A similar scheme can be implemented by using a digital FIR filter, which is configured to have unity gain but with varying programmable phase delay at the servo burst readback frequency. The phase-delay of the filter is systematically varied till the amplitude of the COS component either goes to a minimum or a maximum resulting when the burst correlator is exactly in-phase (correct) or exactly out-of-phase with the readback signal respectively. The digital FIR coefficients are then parameterized as a function of radius and/or downtrack location and stored. These techniques can be applied entirely in the servo demodulator thereby reducing the processing time and data transfer delays.
The foregoing approaches are illustrated in the flowchart of
A sampling delay/filter phase delay is chosen for the current measurement (Block 1310), and the SIN and COS components of a position signal (PS1, PS2, etc.) are generated in response to servo burst fields in the selected track. (Block 1315). The amplitude of the COS component is measured (Block 1320), and the amplitude is inspected to determine if it has reached a minimum or maximum at the current sampling/phase delay or a previous sampling/phase delay (Block 1325). If not, control returns to Block 1310, where the sampling/phase delay is adjusted, and the SIN and COS components are generated using the new sampling delay.
However, if a maximum or minimum is detected in the COS component, the sampling/phase delay corresponding to the maximum or minimum correlation value is stored as the phase error associated with the selected track (Block 1330). As discussed above, the phase error can be calculated and stored as a function of radial (track) location on the disc and/or downtrack (e.g. wedge) location on the disc.
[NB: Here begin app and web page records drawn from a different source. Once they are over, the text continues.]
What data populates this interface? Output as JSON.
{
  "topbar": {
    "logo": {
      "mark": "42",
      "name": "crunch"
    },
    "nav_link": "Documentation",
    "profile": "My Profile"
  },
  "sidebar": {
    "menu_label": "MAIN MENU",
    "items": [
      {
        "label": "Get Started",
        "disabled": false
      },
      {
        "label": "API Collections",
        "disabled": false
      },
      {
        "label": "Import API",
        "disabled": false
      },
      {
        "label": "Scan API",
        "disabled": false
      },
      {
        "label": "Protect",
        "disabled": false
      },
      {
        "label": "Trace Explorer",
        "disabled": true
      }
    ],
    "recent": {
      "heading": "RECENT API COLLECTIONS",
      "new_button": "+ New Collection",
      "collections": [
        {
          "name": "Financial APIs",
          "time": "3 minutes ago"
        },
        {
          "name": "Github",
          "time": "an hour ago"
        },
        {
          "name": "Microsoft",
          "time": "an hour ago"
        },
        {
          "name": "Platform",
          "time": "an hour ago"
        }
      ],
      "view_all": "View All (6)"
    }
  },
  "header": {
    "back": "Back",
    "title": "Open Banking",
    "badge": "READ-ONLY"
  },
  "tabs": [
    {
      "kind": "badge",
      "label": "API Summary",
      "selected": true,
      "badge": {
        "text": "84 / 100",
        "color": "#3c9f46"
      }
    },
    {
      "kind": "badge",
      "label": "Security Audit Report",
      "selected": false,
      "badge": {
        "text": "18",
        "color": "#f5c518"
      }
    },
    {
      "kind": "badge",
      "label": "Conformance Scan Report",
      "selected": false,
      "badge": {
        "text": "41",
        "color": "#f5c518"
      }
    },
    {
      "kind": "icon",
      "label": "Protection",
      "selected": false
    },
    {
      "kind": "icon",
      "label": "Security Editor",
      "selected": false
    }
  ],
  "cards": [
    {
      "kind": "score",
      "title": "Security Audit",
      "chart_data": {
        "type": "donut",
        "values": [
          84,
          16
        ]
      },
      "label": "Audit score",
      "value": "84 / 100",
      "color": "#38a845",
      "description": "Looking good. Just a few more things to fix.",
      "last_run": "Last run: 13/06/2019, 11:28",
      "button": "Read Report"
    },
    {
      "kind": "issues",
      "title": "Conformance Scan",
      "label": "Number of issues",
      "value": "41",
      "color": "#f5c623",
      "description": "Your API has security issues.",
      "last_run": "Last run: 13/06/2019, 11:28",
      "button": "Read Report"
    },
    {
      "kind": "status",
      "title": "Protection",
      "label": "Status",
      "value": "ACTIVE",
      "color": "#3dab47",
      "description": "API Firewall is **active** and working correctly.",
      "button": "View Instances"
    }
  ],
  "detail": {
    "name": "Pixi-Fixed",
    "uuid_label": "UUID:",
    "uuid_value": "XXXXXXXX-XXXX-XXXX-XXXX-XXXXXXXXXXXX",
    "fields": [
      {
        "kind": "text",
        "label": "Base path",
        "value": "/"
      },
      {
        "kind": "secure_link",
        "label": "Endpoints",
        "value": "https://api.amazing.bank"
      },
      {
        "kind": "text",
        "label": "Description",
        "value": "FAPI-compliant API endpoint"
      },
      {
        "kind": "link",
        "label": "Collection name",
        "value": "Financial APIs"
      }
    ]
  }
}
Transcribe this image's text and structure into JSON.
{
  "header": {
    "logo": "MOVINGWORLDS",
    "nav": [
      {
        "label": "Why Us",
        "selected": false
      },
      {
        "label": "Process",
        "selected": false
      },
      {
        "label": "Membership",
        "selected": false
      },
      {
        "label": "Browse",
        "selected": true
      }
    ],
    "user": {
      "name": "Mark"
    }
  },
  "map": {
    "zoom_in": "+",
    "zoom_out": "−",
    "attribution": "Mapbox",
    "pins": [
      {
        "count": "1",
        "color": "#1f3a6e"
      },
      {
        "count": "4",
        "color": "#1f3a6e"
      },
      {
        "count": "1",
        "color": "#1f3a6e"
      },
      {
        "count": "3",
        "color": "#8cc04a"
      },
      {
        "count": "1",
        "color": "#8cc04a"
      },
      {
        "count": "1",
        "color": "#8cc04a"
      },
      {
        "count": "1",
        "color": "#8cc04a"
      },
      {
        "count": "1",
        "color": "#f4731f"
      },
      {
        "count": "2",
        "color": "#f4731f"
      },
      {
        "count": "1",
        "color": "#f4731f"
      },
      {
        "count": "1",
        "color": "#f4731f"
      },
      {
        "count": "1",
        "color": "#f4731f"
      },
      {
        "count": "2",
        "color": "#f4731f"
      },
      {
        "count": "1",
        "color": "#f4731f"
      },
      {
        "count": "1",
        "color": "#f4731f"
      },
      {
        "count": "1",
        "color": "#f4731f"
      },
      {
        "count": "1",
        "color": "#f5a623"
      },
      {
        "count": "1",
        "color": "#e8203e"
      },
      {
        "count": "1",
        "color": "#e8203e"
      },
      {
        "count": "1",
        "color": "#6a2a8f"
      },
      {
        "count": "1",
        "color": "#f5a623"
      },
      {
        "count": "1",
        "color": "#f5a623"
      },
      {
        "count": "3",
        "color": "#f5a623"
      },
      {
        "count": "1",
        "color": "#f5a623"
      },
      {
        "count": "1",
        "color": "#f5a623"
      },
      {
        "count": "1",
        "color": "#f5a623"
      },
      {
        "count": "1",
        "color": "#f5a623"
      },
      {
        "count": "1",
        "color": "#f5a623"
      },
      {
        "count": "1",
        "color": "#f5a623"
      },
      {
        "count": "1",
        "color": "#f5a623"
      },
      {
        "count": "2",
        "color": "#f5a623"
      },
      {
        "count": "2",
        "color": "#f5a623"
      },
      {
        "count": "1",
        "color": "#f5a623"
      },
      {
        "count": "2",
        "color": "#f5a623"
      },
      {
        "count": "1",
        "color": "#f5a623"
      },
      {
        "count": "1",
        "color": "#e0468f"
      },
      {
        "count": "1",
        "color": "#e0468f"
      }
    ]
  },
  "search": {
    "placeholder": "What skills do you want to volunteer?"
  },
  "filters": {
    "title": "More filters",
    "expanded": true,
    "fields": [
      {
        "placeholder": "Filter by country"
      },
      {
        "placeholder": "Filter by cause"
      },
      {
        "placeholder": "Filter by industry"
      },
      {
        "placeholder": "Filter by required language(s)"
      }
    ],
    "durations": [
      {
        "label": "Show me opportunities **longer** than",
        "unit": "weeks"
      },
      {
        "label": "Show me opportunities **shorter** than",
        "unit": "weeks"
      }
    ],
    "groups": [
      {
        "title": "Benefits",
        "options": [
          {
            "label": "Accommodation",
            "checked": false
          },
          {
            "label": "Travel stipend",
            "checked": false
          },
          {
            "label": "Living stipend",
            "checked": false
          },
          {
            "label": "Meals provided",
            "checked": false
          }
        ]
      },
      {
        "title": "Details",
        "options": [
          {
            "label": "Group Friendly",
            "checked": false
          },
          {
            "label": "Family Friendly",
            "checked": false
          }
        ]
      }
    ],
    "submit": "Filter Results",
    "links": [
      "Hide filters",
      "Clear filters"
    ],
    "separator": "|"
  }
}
In the drawings and specification, there have been disclosed typical preferred embodiments and, although specific terms are employed, they are used in a generic and descriptive sense only and not for purposes of limitation, the scope being set forth in the following claims.